◆ **Records from a data collection**:
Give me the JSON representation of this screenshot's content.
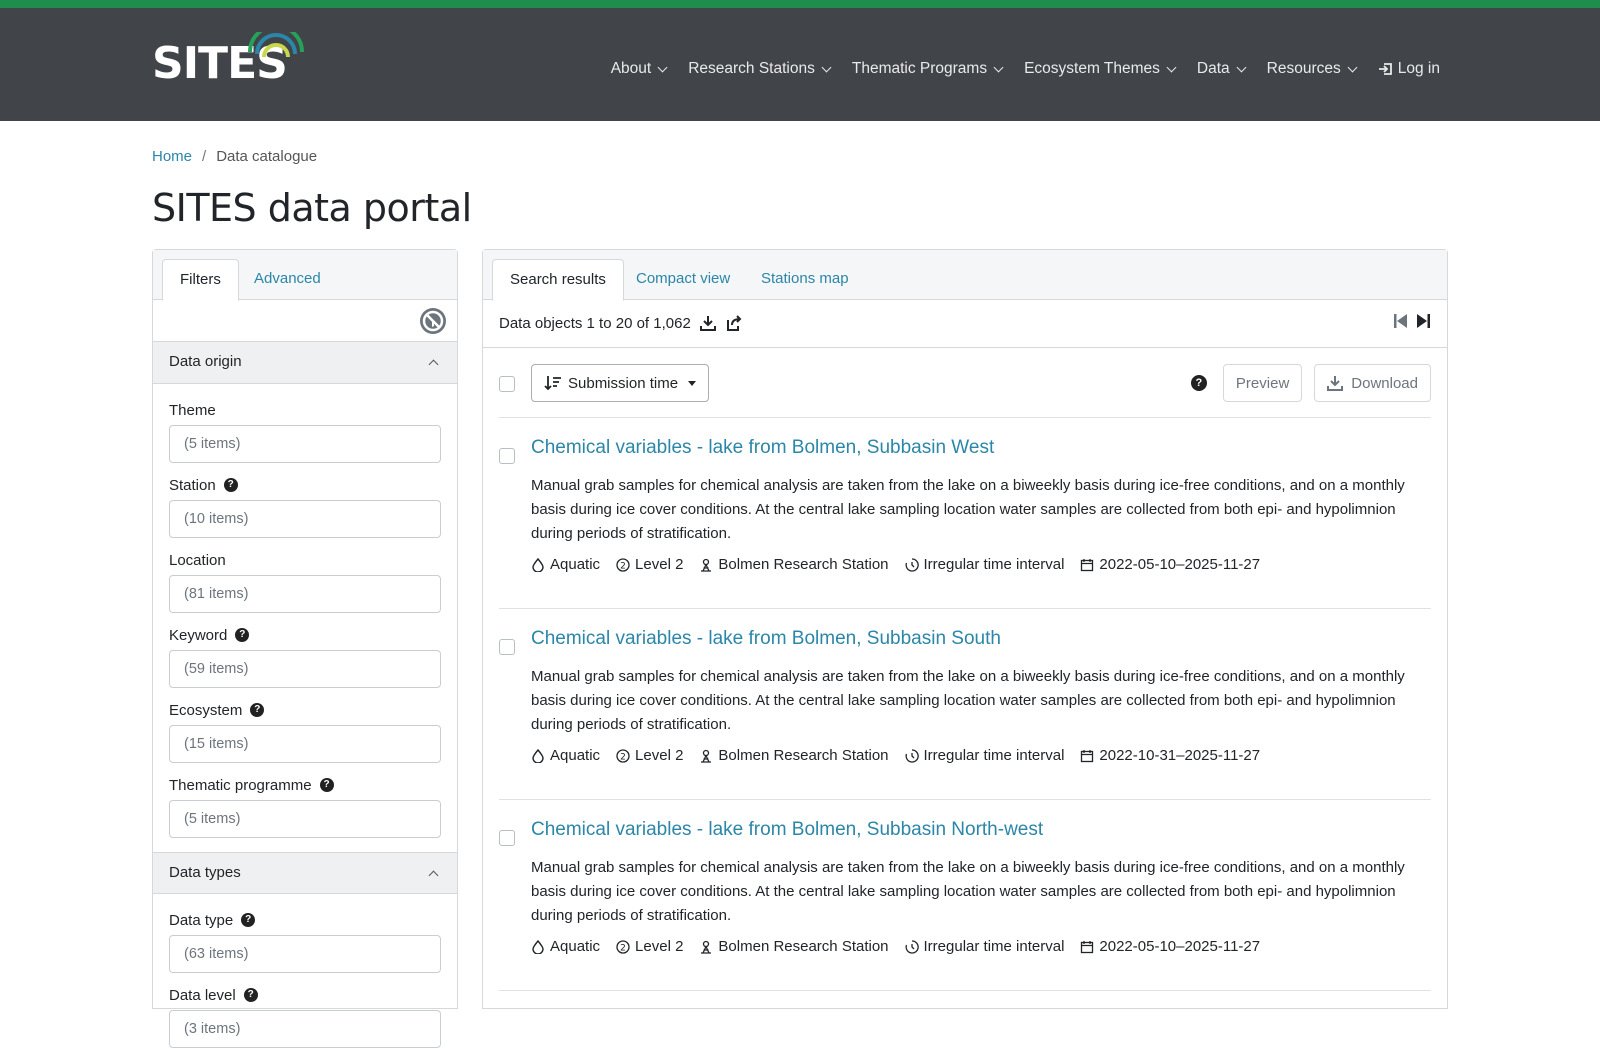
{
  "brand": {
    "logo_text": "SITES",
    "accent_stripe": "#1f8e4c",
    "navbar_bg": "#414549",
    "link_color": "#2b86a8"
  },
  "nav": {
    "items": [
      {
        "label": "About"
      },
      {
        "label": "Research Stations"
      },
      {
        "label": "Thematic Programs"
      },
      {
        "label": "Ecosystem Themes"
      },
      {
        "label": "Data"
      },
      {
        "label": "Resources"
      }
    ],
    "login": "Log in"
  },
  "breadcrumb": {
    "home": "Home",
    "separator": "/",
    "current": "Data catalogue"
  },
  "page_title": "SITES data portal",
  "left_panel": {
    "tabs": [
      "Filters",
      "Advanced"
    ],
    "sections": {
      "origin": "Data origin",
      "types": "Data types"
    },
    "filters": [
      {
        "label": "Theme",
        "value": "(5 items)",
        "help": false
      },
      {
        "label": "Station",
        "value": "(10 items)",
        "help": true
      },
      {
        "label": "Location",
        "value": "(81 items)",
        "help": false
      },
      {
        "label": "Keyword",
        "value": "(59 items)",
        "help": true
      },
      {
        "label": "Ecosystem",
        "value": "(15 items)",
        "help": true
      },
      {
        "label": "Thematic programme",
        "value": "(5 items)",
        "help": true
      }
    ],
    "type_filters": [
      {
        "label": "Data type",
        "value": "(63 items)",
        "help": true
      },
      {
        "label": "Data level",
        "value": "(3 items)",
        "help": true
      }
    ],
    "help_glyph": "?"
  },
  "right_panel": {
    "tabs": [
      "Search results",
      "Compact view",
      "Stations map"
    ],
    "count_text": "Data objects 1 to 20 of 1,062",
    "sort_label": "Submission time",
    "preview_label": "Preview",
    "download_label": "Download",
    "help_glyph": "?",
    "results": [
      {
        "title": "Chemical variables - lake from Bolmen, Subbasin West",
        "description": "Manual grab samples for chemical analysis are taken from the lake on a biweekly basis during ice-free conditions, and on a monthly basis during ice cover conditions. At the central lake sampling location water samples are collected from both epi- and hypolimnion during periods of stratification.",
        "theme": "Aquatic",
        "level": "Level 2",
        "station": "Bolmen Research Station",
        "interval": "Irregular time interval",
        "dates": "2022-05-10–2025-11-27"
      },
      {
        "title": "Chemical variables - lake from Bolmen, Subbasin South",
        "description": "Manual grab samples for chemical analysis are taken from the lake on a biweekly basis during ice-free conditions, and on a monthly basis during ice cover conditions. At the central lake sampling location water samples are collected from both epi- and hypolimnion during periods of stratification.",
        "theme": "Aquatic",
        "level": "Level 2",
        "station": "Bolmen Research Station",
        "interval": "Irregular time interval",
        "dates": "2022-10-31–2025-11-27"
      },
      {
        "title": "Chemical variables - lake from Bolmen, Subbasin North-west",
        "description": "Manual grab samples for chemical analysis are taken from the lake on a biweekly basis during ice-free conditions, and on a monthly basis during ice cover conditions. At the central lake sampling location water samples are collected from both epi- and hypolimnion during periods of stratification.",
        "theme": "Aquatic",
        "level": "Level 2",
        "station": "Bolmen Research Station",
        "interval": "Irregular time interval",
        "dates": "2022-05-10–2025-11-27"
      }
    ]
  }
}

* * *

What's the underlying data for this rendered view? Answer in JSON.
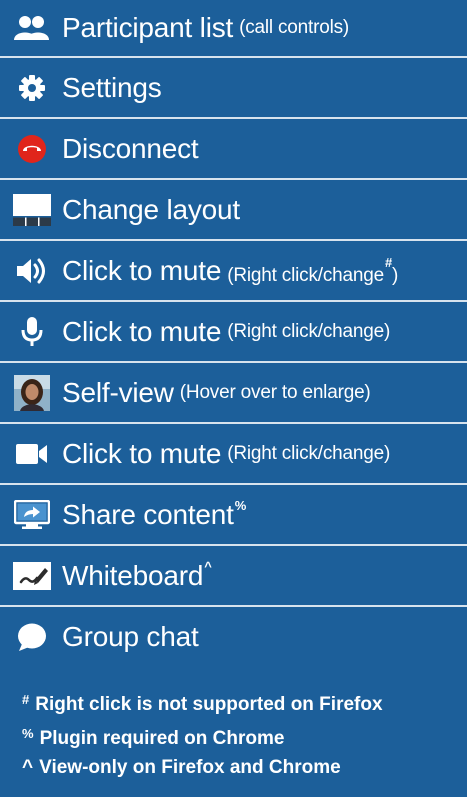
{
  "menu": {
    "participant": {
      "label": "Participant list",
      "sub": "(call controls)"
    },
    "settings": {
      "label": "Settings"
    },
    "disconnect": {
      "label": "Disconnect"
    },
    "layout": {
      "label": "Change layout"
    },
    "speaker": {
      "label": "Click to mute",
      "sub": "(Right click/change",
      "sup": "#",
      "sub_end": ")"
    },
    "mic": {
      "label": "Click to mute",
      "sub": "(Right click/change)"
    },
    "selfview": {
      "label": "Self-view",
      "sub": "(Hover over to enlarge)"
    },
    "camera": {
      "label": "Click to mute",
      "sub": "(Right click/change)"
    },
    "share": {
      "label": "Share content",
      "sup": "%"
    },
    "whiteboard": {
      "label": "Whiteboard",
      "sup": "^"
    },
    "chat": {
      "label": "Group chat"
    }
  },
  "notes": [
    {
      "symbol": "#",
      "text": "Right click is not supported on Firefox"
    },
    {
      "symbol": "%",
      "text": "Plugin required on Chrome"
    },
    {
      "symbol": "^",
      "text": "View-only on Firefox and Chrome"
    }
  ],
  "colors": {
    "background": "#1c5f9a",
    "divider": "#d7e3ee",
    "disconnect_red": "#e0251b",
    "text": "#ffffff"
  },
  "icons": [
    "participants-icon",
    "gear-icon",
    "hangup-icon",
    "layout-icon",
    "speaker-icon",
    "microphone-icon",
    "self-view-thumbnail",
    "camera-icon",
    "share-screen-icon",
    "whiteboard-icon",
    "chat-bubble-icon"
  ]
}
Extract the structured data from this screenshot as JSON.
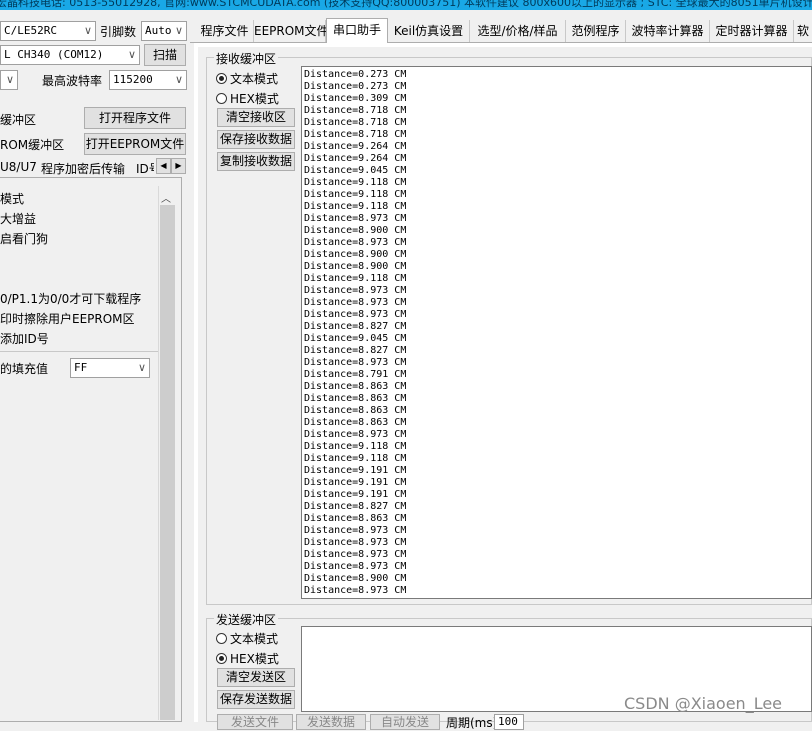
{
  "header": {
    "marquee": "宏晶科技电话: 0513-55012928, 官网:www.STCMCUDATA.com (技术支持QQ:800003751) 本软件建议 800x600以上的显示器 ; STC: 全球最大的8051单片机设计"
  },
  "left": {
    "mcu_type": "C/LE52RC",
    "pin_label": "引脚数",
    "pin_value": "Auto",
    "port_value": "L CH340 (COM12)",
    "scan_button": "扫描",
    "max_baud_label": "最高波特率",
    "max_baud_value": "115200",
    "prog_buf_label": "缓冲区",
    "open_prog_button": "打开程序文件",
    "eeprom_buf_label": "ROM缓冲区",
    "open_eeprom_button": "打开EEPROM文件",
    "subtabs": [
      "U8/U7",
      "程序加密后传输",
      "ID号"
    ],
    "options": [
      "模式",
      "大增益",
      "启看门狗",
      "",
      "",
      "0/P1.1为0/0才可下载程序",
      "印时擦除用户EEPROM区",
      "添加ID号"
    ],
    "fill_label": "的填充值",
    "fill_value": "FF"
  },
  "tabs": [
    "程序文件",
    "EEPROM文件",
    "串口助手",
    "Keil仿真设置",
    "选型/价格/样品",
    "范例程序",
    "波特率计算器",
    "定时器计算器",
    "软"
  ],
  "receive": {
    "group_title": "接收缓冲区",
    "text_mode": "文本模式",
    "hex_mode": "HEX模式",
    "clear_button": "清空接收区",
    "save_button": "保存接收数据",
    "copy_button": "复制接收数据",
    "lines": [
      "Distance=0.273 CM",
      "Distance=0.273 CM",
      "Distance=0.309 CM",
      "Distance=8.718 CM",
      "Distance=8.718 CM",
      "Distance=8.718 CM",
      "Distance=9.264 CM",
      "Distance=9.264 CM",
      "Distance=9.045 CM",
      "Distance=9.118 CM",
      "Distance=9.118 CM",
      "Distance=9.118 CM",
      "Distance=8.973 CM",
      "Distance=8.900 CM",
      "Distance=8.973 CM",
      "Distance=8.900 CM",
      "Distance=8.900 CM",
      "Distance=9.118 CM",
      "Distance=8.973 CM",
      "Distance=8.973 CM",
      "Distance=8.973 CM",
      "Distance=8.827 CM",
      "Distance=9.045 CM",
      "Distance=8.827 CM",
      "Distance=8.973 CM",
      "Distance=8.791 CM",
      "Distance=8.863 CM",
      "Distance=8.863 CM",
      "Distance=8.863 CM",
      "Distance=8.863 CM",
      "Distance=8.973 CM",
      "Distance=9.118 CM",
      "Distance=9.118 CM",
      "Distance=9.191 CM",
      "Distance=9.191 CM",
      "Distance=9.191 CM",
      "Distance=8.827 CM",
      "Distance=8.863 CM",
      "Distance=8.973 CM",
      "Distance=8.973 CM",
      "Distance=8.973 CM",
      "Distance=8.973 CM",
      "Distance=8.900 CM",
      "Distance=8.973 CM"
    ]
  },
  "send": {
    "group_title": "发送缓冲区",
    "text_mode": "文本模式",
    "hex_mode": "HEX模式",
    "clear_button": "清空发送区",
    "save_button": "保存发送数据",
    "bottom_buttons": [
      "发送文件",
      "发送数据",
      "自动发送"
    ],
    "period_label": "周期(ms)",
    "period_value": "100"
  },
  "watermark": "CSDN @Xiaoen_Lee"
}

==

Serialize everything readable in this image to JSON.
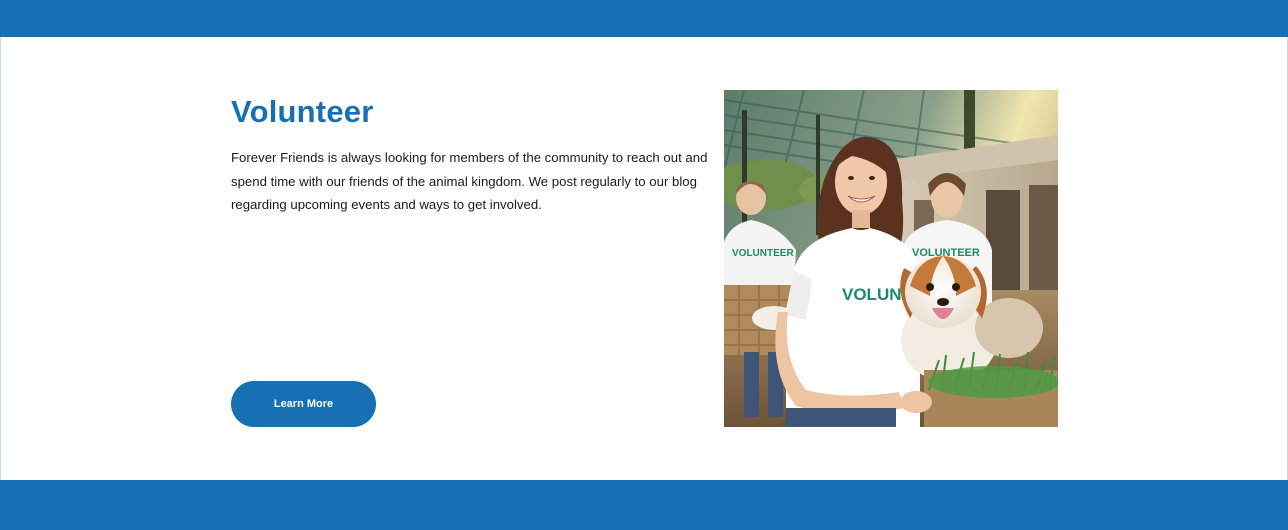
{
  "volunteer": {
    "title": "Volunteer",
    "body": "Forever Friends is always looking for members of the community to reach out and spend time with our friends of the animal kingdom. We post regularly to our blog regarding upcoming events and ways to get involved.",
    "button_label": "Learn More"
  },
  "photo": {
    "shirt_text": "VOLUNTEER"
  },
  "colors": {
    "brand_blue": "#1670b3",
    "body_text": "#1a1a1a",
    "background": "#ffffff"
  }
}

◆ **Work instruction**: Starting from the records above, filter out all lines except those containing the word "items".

◆ **Reply**:
    "items": [
        "value": "(5 items)",
        "value": "(10 items)",
        "value": "(81 items)",
        "value": "(59 items)",
        "value": "(15 items)",
        "value": "(5 items)",
        "value": "(63 items)",
        "value": "(3 items)",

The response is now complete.